**Task objective**
Check every line below for the string "this", and copy the lines that contain it.

**The input**
--------------------
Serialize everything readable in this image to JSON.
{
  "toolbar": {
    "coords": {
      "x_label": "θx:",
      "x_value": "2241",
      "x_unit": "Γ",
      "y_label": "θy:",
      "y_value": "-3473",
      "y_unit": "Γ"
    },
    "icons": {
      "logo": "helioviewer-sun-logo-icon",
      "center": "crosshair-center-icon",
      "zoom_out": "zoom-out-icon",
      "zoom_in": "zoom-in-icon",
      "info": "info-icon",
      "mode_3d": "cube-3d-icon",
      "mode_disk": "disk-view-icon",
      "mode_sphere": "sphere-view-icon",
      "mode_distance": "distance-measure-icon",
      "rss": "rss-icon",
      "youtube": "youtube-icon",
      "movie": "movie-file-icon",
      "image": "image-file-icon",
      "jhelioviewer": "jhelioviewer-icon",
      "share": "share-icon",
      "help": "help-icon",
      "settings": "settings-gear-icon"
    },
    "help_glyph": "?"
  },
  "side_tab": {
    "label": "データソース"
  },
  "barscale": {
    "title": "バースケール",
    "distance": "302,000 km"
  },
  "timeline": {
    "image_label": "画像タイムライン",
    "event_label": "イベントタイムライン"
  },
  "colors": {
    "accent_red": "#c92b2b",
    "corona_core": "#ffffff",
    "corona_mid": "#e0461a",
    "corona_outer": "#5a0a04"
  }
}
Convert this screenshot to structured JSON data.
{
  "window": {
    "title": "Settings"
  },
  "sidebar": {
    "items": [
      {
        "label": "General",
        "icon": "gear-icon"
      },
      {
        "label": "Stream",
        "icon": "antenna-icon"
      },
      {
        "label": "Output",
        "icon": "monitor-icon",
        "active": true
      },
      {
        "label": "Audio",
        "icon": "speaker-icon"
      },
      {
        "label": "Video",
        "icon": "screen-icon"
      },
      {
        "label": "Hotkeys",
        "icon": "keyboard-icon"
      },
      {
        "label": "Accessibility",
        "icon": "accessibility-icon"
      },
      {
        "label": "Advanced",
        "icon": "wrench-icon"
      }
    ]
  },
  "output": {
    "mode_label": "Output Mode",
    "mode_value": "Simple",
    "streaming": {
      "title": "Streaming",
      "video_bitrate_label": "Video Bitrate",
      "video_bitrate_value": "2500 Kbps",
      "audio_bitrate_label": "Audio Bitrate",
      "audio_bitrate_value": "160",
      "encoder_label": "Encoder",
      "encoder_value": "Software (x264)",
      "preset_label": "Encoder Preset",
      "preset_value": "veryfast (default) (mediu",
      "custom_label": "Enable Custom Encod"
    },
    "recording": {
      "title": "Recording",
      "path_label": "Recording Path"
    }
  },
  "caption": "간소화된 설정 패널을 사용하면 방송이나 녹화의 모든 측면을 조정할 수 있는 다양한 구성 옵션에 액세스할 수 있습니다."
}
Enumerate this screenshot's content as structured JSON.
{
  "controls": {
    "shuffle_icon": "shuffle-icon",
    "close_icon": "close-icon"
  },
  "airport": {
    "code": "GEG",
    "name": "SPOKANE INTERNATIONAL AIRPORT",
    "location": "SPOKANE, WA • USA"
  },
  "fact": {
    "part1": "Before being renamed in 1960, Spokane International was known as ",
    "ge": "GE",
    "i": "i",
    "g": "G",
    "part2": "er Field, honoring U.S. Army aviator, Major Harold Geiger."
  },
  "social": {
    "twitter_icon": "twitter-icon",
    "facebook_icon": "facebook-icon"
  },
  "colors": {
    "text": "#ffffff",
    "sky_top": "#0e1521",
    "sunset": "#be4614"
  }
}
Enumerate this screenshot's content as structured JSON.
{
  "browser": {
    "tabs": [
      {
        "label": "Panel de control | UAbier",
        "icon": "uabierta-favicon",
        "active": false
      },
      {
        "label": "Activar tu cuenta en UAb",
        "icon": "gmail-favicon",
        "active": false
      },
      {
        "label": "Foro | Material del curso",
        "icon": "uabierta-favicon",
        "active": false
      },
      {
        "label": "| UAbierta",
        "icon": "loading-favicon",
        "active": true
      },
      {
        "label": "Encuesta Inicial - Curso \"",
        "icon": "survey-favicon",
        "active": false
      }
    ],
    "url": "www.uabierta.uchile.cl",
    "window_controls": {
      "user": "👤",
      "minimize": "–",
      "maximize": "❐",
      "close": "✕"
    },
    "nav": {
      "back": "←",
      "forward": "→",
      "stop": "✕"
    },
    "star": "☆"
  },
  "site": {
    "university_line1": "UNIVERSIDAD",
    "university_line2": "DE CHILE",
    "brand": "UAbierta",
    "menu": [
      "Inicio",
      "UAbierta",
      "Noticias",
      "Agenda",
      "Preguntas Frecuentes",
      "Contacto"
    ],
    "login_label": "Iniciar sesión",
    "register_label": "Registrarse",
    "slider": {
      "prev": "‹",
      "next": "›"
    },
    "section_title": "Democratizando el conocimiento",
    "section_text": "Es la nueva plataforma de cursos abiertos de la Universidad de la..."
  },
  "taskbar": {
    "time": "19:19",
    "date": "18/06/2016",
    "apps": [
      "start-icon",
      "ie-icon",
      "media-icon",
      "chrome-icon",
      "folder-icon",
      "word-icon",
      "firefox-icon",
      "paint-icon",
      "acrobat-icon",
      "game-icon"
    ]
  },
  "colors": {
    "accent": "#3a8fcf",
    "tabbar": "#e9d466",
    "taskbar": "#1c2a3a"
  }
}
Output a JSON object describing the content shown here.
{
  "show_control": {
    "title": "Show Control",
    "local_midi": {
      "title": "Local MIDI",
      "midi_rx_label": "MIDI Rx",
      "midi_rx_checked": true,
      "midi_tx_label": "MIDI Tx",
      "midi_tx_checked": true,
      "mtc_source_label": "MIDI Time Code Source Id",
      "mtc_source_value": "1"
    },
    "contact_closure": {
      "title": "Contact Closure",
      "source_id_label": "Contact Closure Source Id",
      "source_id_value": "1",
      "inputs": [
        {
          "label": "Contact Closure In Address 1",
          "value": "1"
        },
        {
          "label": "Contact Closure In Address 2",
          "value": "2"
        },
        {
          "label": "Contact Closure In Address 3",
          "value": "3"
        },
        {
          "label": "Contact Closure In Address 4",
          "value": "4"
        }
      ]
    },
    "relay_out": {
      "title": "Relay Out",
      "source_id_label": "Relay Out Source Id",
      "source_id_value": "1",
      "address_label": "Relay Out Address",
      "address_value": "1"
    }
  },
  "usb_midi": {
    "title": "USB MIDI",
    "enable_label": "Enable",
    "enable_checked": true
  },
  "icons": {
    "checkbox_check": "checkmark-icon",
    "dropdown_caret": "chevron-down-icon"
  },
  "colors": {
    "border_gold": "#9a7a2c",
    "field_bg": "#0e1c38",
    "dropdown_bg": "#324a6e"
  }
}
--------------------
**Answer box**
Serialize everything readable in this image to JSON.
Convert this screenshot to structured JSON data.
Enumerate this screenshot's content as structured JSON.
Enumerate this screenshot's content as structured JSON.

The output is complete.